[Page and application data records]
● ● ● ● ●

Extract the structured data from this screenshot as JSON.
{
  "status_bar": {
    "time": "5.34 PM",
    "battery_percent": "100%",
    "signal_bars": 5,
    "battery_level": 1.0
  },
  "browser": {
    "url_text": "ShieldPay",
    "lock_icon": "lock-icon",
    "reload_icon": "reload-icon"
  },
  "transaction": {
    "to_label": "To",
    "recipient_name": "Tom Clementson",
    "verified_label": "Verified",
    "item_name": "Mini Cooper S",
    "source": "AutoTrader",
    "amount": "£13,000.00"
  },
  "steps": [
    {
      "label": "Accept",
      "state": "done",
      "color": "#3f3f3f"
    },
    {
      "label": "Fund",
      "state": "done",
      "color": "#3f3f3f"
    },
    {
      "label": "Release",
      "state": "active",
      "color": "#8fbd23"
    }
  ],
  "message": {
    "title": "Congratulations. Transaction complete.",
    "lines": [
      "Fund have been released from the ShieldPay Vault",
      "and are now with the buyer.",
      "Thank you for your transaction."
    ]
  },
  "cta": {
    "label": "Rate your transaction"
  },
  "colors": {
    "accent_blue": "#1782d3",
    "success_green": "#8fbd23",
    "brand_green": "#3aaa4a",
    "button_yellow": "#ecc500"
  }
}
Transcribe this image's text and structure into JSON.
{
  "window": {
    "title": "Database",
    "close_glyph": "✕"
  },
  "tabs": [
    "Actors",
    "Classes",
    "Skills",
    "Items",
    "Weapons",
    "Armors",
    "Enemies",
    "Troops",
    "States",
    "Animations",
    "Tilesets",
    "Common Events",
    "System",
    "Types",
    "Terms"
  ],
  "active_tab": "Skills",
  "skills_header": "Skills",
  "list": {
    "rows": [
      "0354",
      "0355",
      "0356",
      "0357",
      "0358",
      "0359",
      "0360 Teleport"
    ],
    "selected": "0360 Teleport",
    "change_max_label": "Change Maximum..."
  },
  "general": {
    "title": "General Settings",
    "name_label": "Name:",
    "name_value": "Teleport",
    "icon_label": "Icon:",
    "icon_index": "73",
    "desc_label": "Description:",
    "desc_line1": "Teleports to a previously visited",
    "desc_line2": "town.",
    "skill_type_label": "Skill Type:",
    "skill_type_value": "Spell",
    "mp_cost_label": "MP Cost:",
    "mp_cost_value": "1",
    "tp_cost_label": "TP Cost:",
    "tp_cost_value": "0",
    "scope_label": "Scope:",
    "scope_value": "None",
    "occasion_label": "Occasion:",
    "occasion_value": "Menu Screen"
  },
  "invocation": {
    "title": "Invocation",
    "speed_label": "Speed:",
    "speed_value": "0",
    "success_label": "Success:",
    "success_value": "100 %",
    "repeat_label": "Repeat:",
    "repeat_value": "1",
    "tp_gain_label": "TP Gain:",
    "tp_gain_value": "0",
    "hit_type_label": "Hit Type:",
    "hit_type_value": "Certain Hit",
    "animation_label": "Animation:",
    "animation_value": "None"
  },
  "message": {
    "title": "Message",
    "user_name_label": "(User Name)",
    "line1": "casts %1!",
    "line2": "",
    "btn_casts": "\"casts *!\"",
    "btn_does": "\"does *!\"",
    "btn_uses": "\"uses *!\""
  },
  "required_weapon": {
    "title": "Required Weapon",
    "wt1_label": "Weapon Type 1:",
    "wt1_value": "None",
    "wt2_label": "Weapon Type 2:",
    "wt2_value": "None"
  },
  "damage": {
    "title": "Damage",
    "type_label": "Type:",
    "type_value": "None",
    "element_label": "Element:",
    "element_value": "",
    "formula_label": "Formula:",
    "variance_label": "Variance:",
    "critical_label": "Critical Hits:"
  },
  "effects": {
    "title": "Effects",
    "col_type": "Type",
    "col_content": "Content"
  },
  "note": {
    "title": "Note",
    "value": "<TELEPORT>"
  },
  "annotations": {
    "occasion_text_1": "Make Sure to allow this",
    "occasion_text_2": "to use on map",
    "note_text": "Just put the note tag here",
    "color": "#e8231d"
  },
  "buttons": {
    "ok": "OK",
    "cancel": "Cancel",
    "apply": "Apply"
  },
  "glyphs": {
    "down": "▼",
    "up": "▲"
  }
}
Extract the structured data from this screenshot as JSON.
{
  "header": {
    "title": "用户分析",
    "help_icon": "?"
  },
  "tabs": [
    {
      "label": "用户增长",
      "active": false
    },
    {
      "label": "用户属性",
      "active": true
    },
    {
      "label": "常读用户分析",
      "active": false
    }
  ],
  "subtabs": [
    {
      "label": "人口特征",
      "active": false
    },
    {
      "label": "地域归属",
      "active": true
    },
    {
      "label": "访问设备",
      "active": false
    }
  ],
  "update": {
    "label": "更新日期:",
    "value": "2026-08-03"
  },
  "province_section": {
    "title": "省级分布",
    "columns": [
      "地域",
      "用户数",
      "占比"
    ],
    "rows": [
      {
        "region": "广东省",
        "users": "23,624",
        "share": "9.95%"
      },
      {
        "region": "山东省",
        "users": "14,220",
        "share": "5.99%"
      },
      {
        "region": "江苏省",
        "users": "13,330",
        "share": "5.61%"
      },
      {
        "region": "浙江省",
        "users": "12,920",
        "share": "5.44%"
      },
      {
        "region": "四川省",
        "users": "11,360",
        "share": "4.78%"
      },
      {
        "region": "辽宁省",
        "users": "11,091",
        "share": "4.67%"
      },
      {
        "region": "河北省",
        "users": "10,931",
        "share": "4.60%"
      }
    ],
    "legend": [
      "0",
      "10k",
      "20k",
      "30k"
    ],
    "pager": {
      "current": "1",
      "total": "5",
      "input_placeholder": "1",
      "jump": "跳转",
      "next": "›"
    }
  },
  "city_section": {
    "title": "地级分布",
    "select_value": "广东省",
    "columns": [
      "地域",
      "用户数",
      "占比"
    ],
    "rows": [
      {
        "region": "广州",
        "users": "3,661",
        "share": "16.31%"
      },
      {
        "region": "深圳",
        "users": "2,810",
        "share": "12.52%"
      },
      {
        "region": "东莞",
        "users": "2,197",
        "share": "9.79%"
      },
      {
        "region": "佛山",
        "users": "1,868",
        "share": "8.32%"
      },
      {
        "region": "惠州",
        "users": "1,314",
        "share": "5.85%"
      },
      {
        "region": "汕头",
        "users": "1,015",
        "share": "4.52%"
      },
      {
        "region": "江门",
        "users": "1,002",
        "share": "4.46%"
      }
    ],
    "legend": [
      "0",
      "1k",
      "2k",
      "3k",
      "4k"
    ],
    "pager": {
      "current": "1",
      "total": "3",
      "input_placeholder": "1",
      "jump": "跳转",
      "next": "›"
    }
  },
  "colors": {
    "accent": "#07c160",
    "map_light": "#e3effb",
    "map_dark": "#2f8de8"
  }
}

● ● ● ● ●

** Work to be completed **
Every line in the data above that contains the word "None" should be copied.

** Reply **
    "scope_value": "None",
    "animation_value": "None"
    "wt1_value": "None",
    "wt2_value": "None"
    "type_value": "None",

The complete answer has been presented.